- _What to do_: Keyword search on "will": report each line of the records that contains it.

================================

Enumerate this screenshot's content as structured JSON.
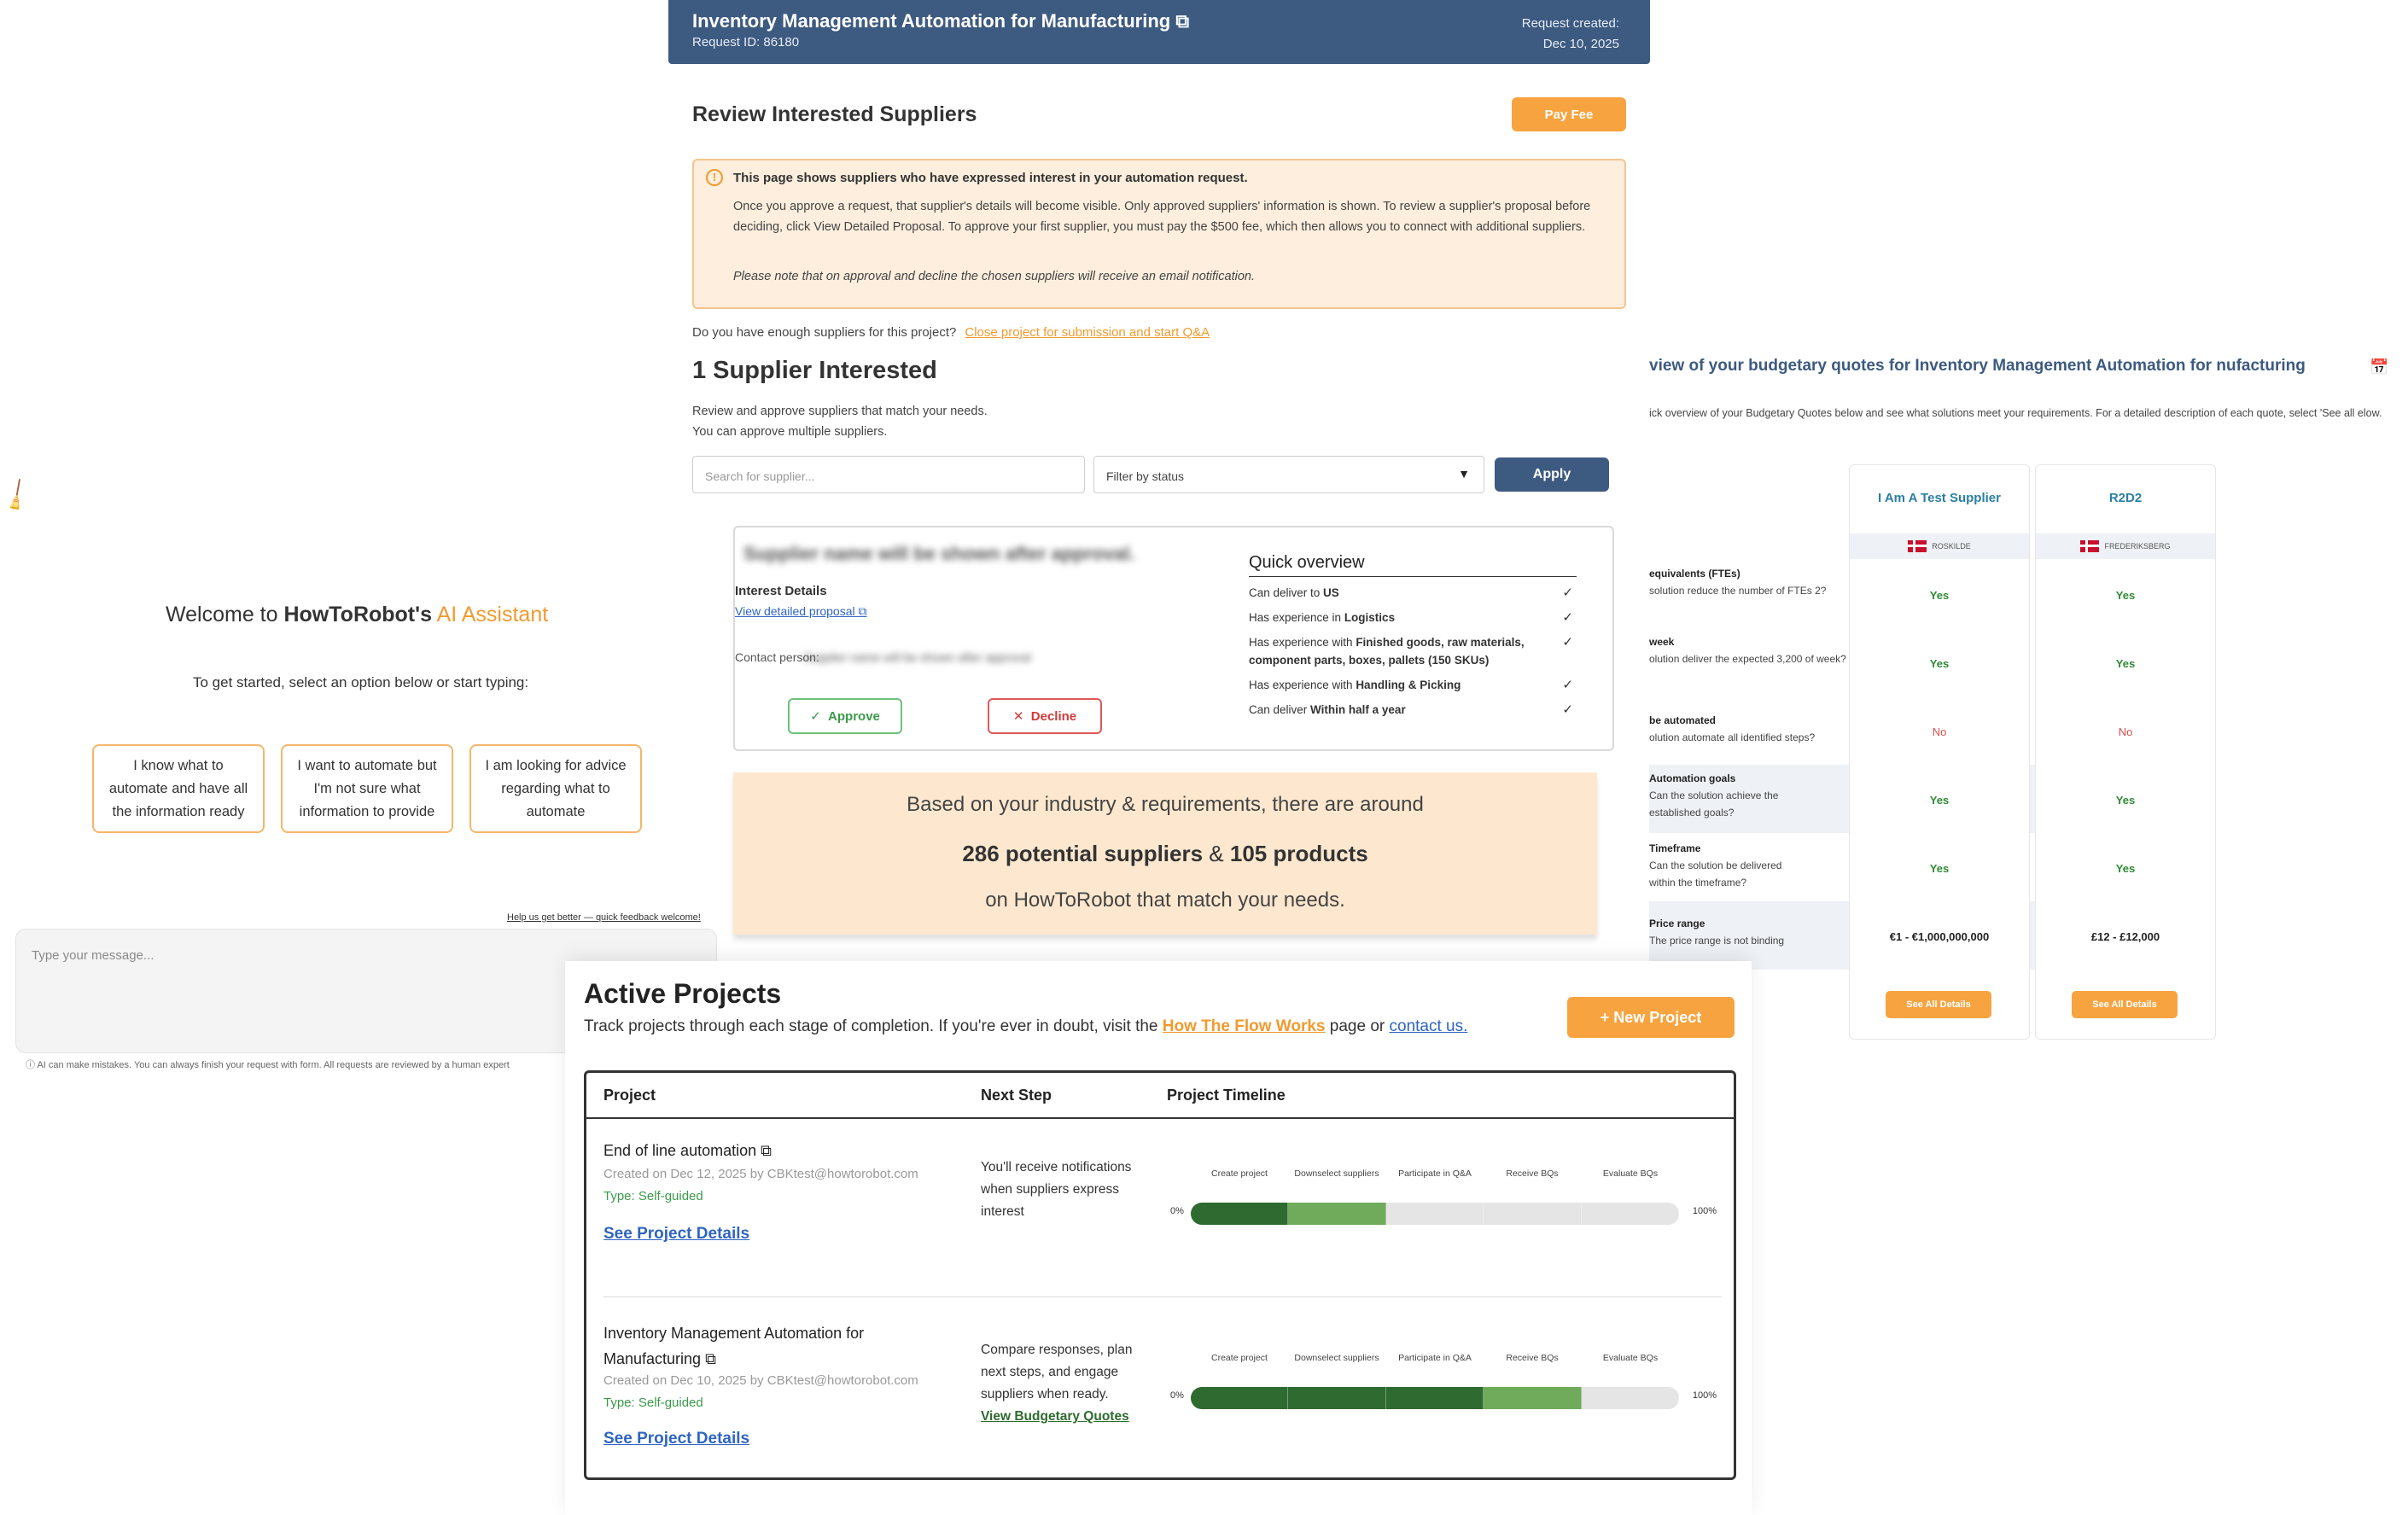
{
  "chat": {
    "welcome_prefix": "Welcome to ",
    "welcome_brand": "HowToRobot's",
    "welcome_accent": "AI Assistant",
    "intro": "To get started, select an option below or start typing:",
    "options": [
      "I know what to automate and have all the information ready",
      "I want to automate but I'm not sure what information to provide",
      "I am looking for advice regarding what to automate"
    ],
    "feedback_link": "Help us get better — quick feedback welcome!",
    "message_placeholder": "Type your message...",
    "disclaimer": "AI can make mistakes. You can always finish your request with form. All requests are reviewed by a human expert"
  },
  "request": {
    "title": "Inventory Management Automation for Manufacturing",
    "request_id": "Request ID: 86180",
    "created_label": "Request created:",
    "created_date": "Dec 10, 2025",
    "heading": "Review Interested Suppliers",
    "pay_fee": "Pay Fee",
    "info_title": "This page shows suppliers who have expressed interest in your automation request.",
    "info_body": "Once you approve a request, that supplier's details will become visible. Only approved suppliers' information is shown. To review a supplier's proposal before deciding, click View Detailed Proposal. To approve your first supplier, you must pay the $500 fee, which then allows you to connect with additional suppliers.",
    "info_note": "Please note that on approval and decline the chosen suppliers will receive an email notification.",
    "enough_question": "Do you have enough suppliers for this project?",
    "close_project_link": "Close project for submission and start Q&A",
    "supplier_count": "1 Supplier Interested",
    "sub_line1": "Review and approve suppliers that match your needs.",
    "sub_line2": "You can approve multiple suppliers.",
    "search_placeholder": "Search for supplier...",
    "filter_placeholder": "Filter by status",
    "apply": "Apply",
    "card": {
      "hidden_name": "Supplier name will be shown after approval.",
      "interest_details": "Interest Details",
      "view_proposal": "View detailed proposal",
      "contact_label": "Contact person:",
      "contact_hidden": "Supplier name will be shown after approval",
      "approve": "Approve",
      "decline": "Decline",
      "overview_title": "Quick overview",
      "overview": [
        {
          "pre": "Can deliver to ",
          "bold": "US"
        },
        {
          "pre": "Has experience in ",
          "bold": "Logistics"
        },
        {
          "pre": "Has experience with ",
          "bold": "Finished goods, raw materials, component parts, boxes, pallets (150 SKUs)"
        },
        {
          "pre": "Has experience with ",
          "bold": "Handling & Picking"
        },
        {
          "pre": "Can deliver ",
          "bold": "Within half a year"
        }
      ],
      "check": "✓"
    },
    "banner": {
      "line1": "Based on your industry & requirements, there are around",
      "suppliers": "286 potential suppliers",
      "amp": " & ",
      "products": "105 products",
      "line3": "on HowToRobot that match your needs."
    }
  },
  "quotes": {
    "title": "view of your budgetary quotes for Inventory Management Automation for nufacturing",
    "desc": "ick overview of your Budgetary Quotes below and see what solutions meet your requirements. For a detailed description of each quote, select 'See all elow.",
    "rows": [
      {
        "title": "equivalents (FTEs)",
        "desc": "solution reduce the number of FTEs 2?"
      },
      {
        "title": "week",
        "desc": "olution deliver the expected 3,200 of week?"
      },
      {
        "title": "be automated",
        "desc": "olution automate all identified steps?"
      },
      {
        "title": "Automation goals",
        "desc": "Can the solution achieve the established goals?"
      },
      {
        "title": "Timeframe",
        "desc": "Can the solution be delivered within the timeframe?"
      },
      {
        "title": "Price range",
        "desc": "The price range is not binding"
      }
    ],
    "suppliers": [
      {
        "name": "I Am A Test Supplier",
        "location": "ROSKILDE",
        "cells": [
          "Yes",
          "Yes",
          "No",
          "Yes",
          "Yes",
          "€1 - €1,000,000,000"
        ],
        "see_all": "See All Details"
      },
      {
        "name": "R2D2",
        "location": "FREDERIKSBERG",
        "cells": [
          "Yes",
          "Yes",
          "No",
          "Yes",
          "Yes",
          "£12 - £12,000"
        ],
        "see_all": "See All Details"
      }
    ]
  },
  "projects": {
    "title": "Active Projects",
    "sub_pre": "Track projects through each stage of completion. If you're ever in doubt, visit the ",
    "sub_link": "How The Flow Works",
    "sub_mid": " page or ",
    "sub_contact": "contact us.",
    "new_project": "+ New Project",
    "headers": {
      "project": "Project",
      "next_step": "Next Step",
      "timeline": "Project Timeline"
    },
    "stages": [
      "Create project",
      "Downselect suppliers",
      "Participate in Q&A",
      "Receive BQs",
      "Evaluate BQs"
    ],
    "p0": "0%",
    "p100": "100%",
    "details_link": "See Project Details",
    "items": [
      {
        "name": "End of line automation",
        "meta": "Created on Dec 12, 2025 by CBKtest@howtorobot.com",
        "type": "Type: Self-guided",
        "next": "You'll receive notifications when suppliers express interest",
        "next_link": "",
        "stage_status": [
          "done",
          "cur",
          "todo",
          "todo",
          "todo"
        ]
      },
      {
        "name": "Inventory Management Automation for Manufacturing",
        "meta": "Created on Dec 10, 2025 by CBKtest@howtorobot.com",
        "type": "Type: Self-guided",
        "next": "Compare responses, plan next steps, and engage suppliers when ready.",
        "next_link": "View Budgetary Quotes",
        "stage_status": [
          "done",
          "done",
          "done",
          "cur",
          "todo"
        ]
      }
    ]
  },
  "colors": {
    "accent": "#f7a440",
    "navy": "#3d5a80",
    "done": "#2f6a30",
    "current": "#6fab5b"
  }
}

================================

- _Answer to the problem_:
    "info_body": "Once you approve a request, that supplier's details will become visible. Only approved suppliers' information is shown. To review a supplier's proposal before deciding, click View Detailed Proposal. To approve your first supplier, you must pay the $500 fee, which then allows you to connect with additional suppliers.",
    "info_note": "Please note that on approval and decline the chosen suppliers will receive an email notification.",
      "hidden_name": "Supplier name will be shown after approval.",
      "contact_hidden": "Supplier name will be shown after approval",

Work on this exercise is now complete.